TRY IT :: In the listing below, how many lines hold the string "JSON"? Reply with the number and nothing else.

»»

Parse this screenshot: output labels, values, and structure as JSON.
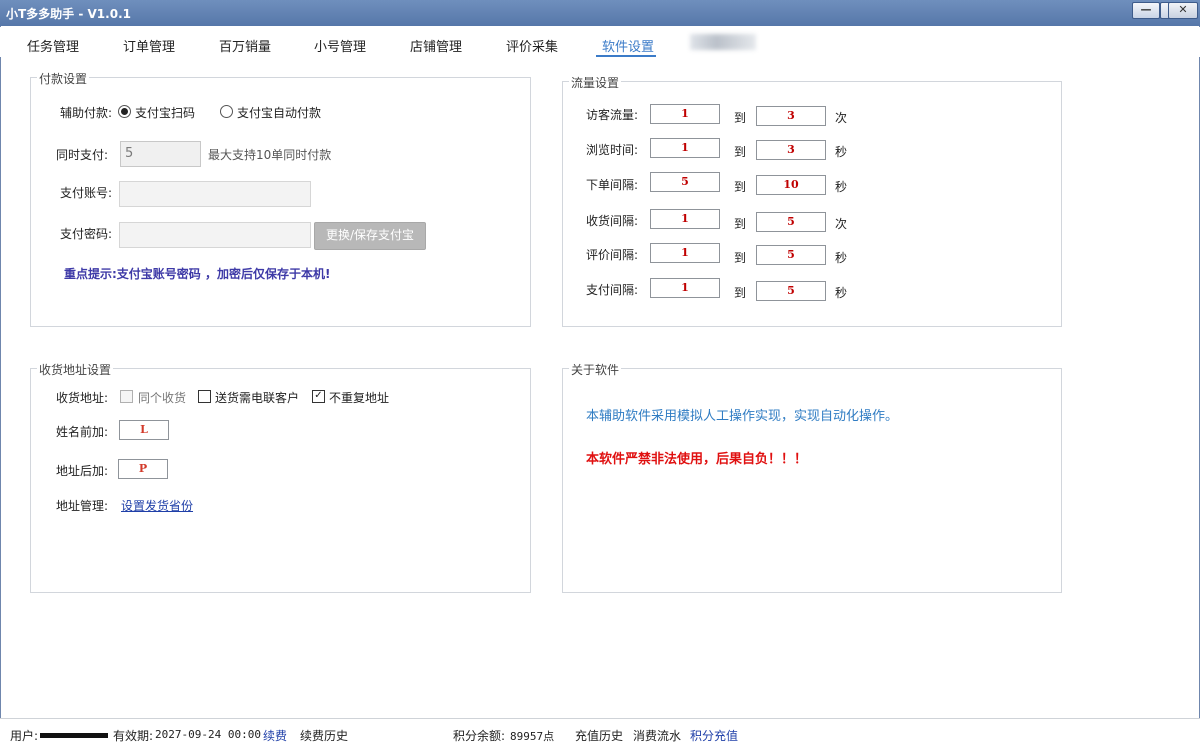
{
  "window": {
    "title": "小T多多助手 - V1.0.1"
  },
  "tabs": [
    {
      "label": "任务管理"
    },
    {
      "label": "订单管理"
    },
    {
      "label": "百万销量"
    },
    {
      "label": "小号管理"
    },
    {
      "label": "店铺管理"
    },
    {
      "label": "评价采集"
    },
    {
      "label": "软件设置"
    }
  ],
  "payment": {
    "legend": "付款设置",
    "assist_label": "辅助付款:",
    "radio_scan": "支付宝扫码",
    "radio_auto": "支付宝自动付款",
    "concurrent_label": "同时支付:",
    "concurrent_value": "5",
    "concurrent_hint": "最大支持10单同时付款",
    "account_label": "支付账号:",
    "password_label": "支付密码:",
    "save_button": "更换/保存支付宝",
    "warning": "重点提示:支付宝账号密码 ，加密后仅保存于本机!"
  },
  "traffic": {
    "legend": "流量设置",
    "to": "到",
    "rows": [
      {
        "label": "访客流量:",
        "min": "1",
        "max": "3",
        "unit": "次"
      },
      {
        "label": "浏览时间:",
        "min": "1",
        "max": "3",
        "unit": "秒"
      },
      {
        "label": "下单间隔:",
        "min": "5",
        "max": "10",
        "unit": "秒"
      },
      {
        "label": "收货间隔:",
        "min": "1",
        "max": "5",
        "unit": "次"
      },
      {
        "label": "评价间隔:",
        "min": "1",
        "max": "5",
        "unit": "秒"
      },
      {
        "label": "支付间隔:",
        "min": "1",
        "max": "5",
        "unit": "秒"
      }
    ]
  },
  "address": {
    "legend": "收货地址设置",
    "address_label": "收货地址:",
    "opt_same": "同个收货",
    "opt_contact": "送货需电联客户",
    "opt_norepeat": "不重复地址",
    "name_prefix_label": "姓名前加:",
    "name_prefix_value": "L",
    "addr_suffix_label": "地址后加:",
    "addr_suffix_value": "P",
    "manage_label": "地址管理:",
    "manage_link": "设置发货省份"
  },
  "about": {
    "legend": "关于软件",
    "line1": "本辅助软件采用模拟人工操作实现，实现自动化操作。",
    "line2": "本软件严禁非法使用，后果自负！！！"
  },
  "status": {
    "user_label": "用户:",
    "validity_label": "有效期:",
    "validity_value": "2027-09-24 00:00",
    "renew": "续费",
    "renew_history": "续费历史",
    "points_label": "积分余额:",
    "points_value": "89957点",
    "recharge_history": "充值历史",
    "consume_flow": "消费流水",
    "points_recharge": "积分充值"
  }
}
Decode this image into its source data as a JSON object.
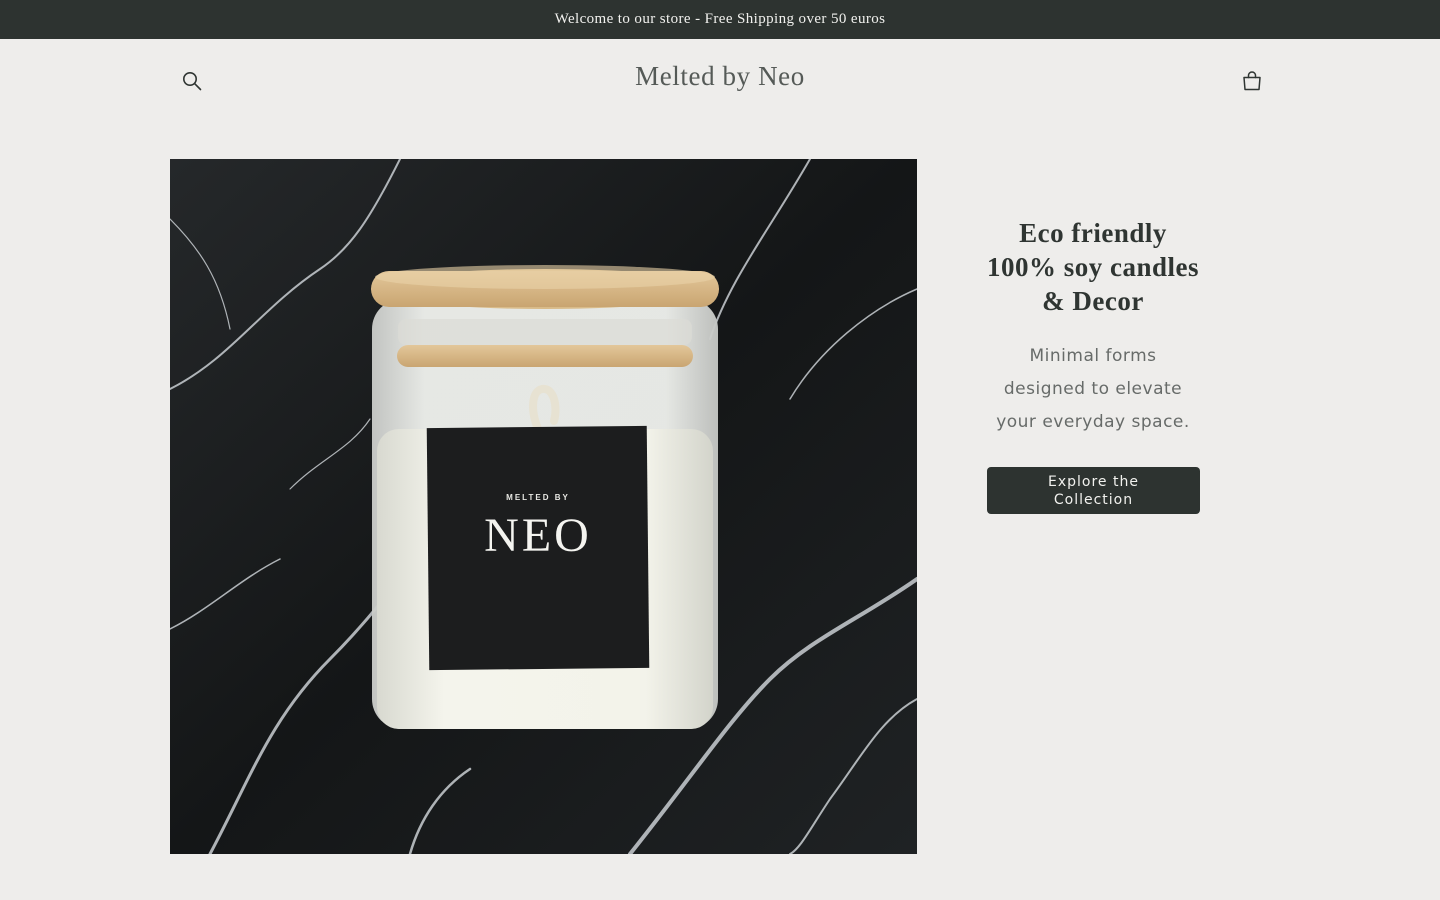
{
  "announcement": {
    "text": "Welcome to our store - Free Shipping over 50 euros"
  },
  "header": {
    "logo_text": "Melted by Neo",
    "search_icon": "search-icon",
    "cart_icon": "cart-icon"
  },
  "hero": {
    "image": {
      "subject": "candle-jar-on-marble",
      "label_small": "MELTED BY",
      "label_large": "NEO"
    },
    "title": "Eco friendly 100% soy candles & Decor",
    "subtitle": "Minimal forms designed to elevate your everyday space.",
    "button_label": "Explore the Collection"
  },
  "colors": {
    "background": "#eeedeb",
    "accent_dark": "#2d3330",
    "text": "#2f3532"
  }
}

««

RESPONSE FOR THIS EXERCISE :: 2